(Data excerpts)
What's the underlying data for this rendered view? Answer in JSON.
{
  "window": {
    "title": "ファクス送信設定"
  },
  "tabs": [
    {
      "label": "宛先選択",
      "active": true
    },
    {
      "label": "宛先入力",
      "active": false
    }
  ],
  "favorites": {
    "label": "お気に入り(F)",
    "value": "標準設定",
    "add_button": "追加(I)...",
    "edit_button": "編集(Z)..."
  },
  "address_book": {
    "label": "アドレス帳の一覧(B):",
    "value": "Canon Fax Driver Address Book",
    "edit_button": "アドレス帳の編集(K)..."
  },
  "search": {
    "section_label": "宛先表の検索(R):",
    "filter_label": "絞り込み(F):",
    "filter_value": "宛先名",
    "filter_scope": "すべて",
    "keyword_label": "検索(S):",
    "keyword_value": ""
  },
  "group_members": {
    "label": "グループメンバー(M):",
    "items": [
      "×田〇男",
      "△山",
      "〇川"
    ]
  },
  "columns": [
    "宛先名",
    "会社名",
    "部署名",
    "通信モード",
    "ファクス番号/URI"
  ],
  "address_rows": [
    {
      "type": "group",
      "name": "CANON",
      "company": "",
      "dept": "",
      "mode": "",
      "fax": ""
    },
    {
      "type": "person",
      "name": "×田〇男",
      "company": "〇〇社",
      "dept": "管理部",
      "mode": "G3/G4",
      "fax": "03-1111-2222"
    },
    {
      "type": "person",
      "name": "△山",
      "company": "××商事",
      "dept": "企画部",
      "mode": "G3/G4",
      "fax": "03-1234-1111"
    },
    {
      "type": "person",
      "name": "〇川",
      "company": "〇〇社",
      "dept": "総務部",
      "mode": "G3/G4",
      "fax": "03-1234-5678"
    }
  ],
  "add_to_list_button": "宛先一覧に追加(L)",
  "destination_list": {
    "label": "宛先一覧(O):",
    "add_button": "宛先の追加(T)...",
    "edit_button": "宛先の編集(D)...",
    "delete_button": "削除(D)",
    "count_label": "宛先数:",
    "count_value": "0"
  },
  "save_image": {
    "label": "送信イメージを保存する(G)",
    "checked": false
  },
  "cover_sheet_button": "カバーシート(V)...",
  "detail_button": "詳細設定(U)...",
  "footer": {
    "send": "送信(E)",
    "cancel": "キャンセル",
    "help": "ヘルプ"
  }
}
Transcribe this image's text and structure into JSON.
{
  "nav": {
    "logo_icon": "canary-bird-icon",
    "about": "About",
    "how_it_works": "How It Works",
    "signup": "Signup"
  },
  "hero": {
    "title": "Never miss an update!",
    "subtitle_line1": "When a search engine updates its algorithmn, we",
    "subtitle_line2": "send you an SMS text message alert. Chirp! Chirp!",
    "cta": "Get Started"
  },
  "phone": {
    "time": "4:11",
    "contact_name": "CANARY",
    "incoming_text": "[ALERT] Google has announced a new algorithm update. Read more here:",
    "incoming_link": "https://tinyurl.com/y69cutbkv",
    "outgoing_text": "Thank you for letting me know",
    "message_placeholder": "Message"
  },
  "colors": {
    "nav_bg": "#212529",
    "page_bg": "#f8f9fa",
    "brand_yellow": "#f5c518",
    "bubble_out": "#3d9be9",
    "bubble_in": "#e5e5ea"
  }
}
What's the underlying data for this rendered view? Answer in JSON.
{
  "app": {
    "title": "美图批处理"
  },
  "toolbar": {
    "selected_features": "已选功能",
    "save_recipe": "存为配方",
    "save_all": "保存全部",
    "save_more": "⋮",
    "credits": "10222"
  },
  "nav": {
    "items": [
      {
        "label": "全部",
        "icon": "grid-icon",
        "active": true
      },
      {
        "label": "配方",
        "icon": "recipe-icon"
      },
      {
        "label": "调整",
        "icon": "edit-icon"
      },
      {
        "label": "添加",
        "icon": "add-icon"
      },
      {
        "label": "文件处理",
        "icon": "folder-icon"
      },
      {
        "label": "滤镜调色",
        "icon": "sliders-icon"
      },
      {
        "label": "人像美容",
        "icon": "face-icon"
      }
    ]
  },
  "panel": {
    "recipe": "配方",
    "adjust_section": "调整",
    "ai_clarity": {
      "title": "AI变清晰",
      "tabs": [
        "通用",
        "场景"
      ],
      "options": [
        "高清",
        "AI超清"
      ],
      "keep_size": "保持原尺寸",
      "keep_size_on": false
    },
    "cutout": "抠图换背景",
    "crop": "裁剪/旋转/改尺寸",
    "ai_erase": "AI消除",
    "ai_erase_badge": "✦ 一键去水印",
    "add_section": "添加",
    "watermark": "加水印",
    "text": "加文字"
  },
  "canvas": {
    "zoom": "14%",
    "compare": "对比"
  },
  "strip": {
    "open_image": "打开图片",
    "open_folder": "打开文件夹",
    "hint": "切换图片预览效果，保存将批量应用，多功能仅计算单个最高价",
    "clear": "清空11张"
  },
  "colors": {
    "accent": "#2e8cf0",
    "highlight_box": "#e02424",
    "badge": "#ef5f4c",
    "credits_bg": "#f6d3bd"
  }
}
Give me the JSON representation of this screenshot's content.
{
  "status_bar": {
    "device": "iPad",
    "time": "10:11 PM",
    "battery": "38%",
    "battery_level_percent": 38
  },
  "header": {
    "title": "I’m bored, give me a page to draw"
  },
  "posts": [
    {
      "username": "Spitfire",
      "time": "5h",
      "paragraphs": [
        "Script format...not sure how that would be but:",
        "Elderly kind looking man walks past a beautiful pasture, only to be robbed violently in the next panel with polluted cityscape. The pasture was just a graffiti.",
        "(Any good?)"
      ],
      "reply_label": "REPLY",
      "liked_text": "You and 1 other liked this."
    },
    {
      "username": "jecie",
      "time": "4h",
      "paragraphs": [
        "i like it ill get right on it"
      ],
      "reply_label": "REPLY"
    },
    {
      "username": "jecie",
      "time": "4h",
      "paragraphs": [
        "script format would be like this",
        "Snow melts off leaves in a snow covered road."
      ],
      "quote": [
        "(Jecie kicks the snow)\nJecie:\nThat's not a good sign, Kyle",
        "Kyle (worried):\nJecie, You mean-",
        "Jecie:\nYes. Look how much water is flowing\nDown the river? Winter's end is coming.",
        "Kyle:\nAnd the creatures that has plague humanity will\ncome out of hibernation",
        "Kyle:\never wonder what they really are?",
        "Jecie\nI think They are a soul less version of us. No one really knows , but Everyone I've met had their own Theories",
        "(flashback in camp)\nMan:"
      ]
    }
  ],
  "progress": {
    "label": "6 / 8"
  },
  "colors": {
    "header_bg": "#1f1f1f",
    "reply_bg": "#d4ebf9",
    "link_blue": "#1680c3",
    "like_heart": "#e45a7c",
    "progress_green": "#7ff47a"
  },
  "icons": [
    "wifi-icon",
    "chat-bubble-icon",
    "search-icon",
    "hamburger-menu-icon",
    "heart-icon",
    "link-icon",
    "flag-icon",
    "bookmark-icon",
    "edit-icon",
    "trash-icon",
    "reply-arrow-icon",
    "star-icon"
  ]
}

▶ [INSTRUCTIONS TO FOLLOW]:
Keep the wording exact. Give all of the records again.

▶ [OUTPUT FOR THIS EXERCISE]:
What's the underlying data for this rendered view? Answer in JSON.
{
  "window": {
    "title": "ファクス送信設定"
  },
  "tabs": [
    {
      "label": "宛先選択",
      "active": true
    },
    {
      "label": "宛先入力",
      "active": false
    }
  ],
  "favorites": {
    "label": "お気に入り(F)",
    "value": "標準設定",
    "add_button": "追加(I)...",
    "edit_button": "編集(Z)..."
  },
  "address_book": {
    "label": "アドレス帳の一覧(B):",
    "value": "Canon Fax Driver Address Book",
    "edit_button": "アドレス帳の編集(K)..."
  },
  "search": {
    "section_label": "宛先表の検索(R):",
    "filter_label": "絞り込み(F):",
    "filter_value": "宛先名",
    "filter_scope": "すべて",
    "keyword_label": "検索(S):",
    "keyword_value": ""
  },
  "group_members": {
    "label": "グループメンバー(M):",
    "items": [
      "×田〇男",
      "△山",
      "〇川"
    ]
  },
  "columns": [
    "宛先名",
    "会社名",
    "部署名",
    "通信モード",
    "ファクス番号/URI"
  ],
  "address_rows": [
    {
      "type": "group",
      "name": "CANON",
      "company": "",
      "dept": "",
      "mode": "",
      "fax": ""
    },
    {
      "type": "person",
      "name": "×田〇男",
      "company": "〇〇社",
      "dept": "管理部",
      "mode": "G3/G4",
      "fax": "03-1111-2222"
    },
    {
      "type": "person",
      "name": "△山",
      "company": "××商事",
      "dept": "企画部",
      "mode": "G3/G4",
      "fax": "03-1234-1111"
    },
    {
      "type": "person",
      "name": "〇川",
      "company": "〇〇社",
      "dept": "総務部",
      "mode": "G3/G4",
      "fax": "03-1234-5678"
    }
  ],
  "add_to_list_button": "宛先一覧に追加(L)",
  "destination_list": {
    "label": "宛先一覧(O):",
    "add_button": "宛先の追加(T)...",
    "edit_button": "宛先の編集(D)...",
    "delete_button": "削除(D)",
    "count_label": "宛先数:",
    "count_value": "0"
  },
  "save_image": {
    "label": "送信イメージを保存する(G)",
    "checked": false
  },
  "cover_sheet_button": "カバーシート(V)...",
  "detail_button": "詳細設定(U)...",
  "footer": {
    "send": "送信(E)",
    "cancel": "キャンセル",
    "help": "ヘルプ"
  }
}
Transcribe this image's text and structure into JSON.
{
  "nav": {
    "logo_icon": "canary-bird-icon",
    "about": "About",
    "how_it_works": "How It Works",
    "signup": "Signup"
  },
  "hero": {
    "title": "Never miss an update!",
    "subtitle_line1": "When a search engine updates its algorithmn, we",
    "subtitle_line2": "send you an SMS text message alert. Chirp! Chirp!",
    "cta": "Get Started"
  },
  "phone": {
    "time": "4:11",
    "contact_name": "CANARY",
    "incoming_text": "[ALERT] Google has announced a new algorithm update. Read more here:",
    "incoming_link": "https://tinyurl.com/y69cutbkv",
    "outgoing_text": "Thank you for letting me know",
    "message_placeholder": "Message"
  },
  "colors": {
    "nav_bg": "#212529",
    "page_bg": "#f8f9fa",
    "brand_yellow": "#f5c518",
    "bubble_out": "#3d9be9",
    "bubble_in": "#e5e5ea"
  }
}
What's the underlying data for this rendered view? Answer in JSON.
{
  "app": {
    "title": "美图批处理"
  },
  "toolbar": {
    "selected_features": "已选功能",
    "save_recipe": "存为配方",
    "save_all": "保存全部",
    "save_more": "⋮",
    "credits": "10222"
  },
  "nav": {
    "items": [
      {
        "label": "全部",
        "icon": "grid-icon",
        "active": true
      },
      {
        "label": "配方",
        "icon": "recipe-icon"
      },
      {
        "label": "调整",
        "icon": "edit-icon"
      },
      {
        "label": "添加",
        "icon": "add-icon"
      },
      {
        "label": "文件处理",
        "icon": "folder-icon"
      },
      {
        "label": "滤镜调色",
        "icon": "sliders-icon"
      },
      {
        "label": "人像美容",
        "icon": "face-icon"
      }
    ]
  },
  "panel": {
    "recipe": "配方",
    "adjust_section": "调整",
    "ai_clarity": {
      "title": "AI变清晰",
      "tabs": [
        "通用",
        "场景"
      ],
      "options": [
        "高清",
        "AI超清"
      ],
      "keep_size": "保持原尺寸",
      "keep_size_on": false
    },
    "cutout": "抠图换背景",
    "crop": "裁剪/旋转/改尺寸",
    "ai_erase": "AI消除",
    "ai_erase_badge": "✦ 一键去水印",
    "add_section": "添加",
    "watermark": "加水印",
    "text": "加文字"
  },
  "canvas": {
    "zoom": "14%",
    "compare": "对比"
  },
  "strip": {
    "open_image": "打开图片",
    "open_folder": "打开文件夹",
    "hint": "切换图片预览效果，保存将批量应用，多功能仅计算单个最高价",
    "clear": "清空11张"
  },
  "colors": {
    "accent": "#2e8cf0",
    "highlight_box": "#e02424",
    "badge": "#ef5f4c",
    "credits_bg": "#f6d3bd"
  }
}
Give me the JSON representation of this screenshot's content.
{
  "status_bar": {
    "device": "iPad",
    "time": "10:11 PM",
    "battery": "38%",
    "battery_level_percent": 38
  },
  "header": {
    "title": "I’m bored, give me a page to draw"
  },
  "posts": [
    {
      "username": "Spitfire",
      "time": "5h",
      "paragraphs": [
        "Script format...not sure how that would be but:",
        "Elderly kind looking man walks past a beautiful pasture, only to be robbed violently in the next panel with polluted cityscape. The pasture was just a graffiti.",
        "(Any good?)"
      ],
      "reply_label": "REPLY",
      "liked_text": "You and 1 other liked this."
    },
    {
      "username": "jecie",
      "time": "4h",
      "paragraphs": [
        "i like it ill get right on it"
      ],
      "reply_label": "REPLY"
    },
    {
      "username": "jecie",
      "time": "4h",
      "paragraphs": [
        "script format would be like this",
        "Snow melts off leaves in a snow covered road."
      ],
      "quote": [
        "(Jecie kicks the snow)\nJecie:\nThat's not a good sign, Kyle",
        "Kyle (worried):\nJecie, You mean-",
        "Jecie:\nYes. Look how much water is flowing\nDown the river? Winter's end is coming.",
        "Kyle:\nAnd the creatures that has plague humanity will\ncome out of hibernation",
        "Kyle:\never wonder what they really are?",
        "Jecie\nI think They are a soul less version of us. No one really knows , but Everyone I've met had their own Theories",
        "(flashback in camp)\nMan:"
      ]
    }
  ],
  "progress": {
    "label": "6 / 8"
  },
  "colors": {
    "header_bg": "#1f1f1f",
    "reply_bg": "#d4ebf9",
    "link_blue": "#1680c3",
    "like_heart": "#e45a7c",
    "progress_green": "#7ff47a"
  },
  "icons": [
    "wifi-icon",
    "chat-bubble-icon",
    "search-icon",
    "hamburger-menu-icon",
    "heart-icon",
    "link-icon",
    "flag-icon",
    "bookmark-icon",
    "edit-icon",
    "trash-icon",
    "reply-arrow-icon",
    "star-icon"
  ]
}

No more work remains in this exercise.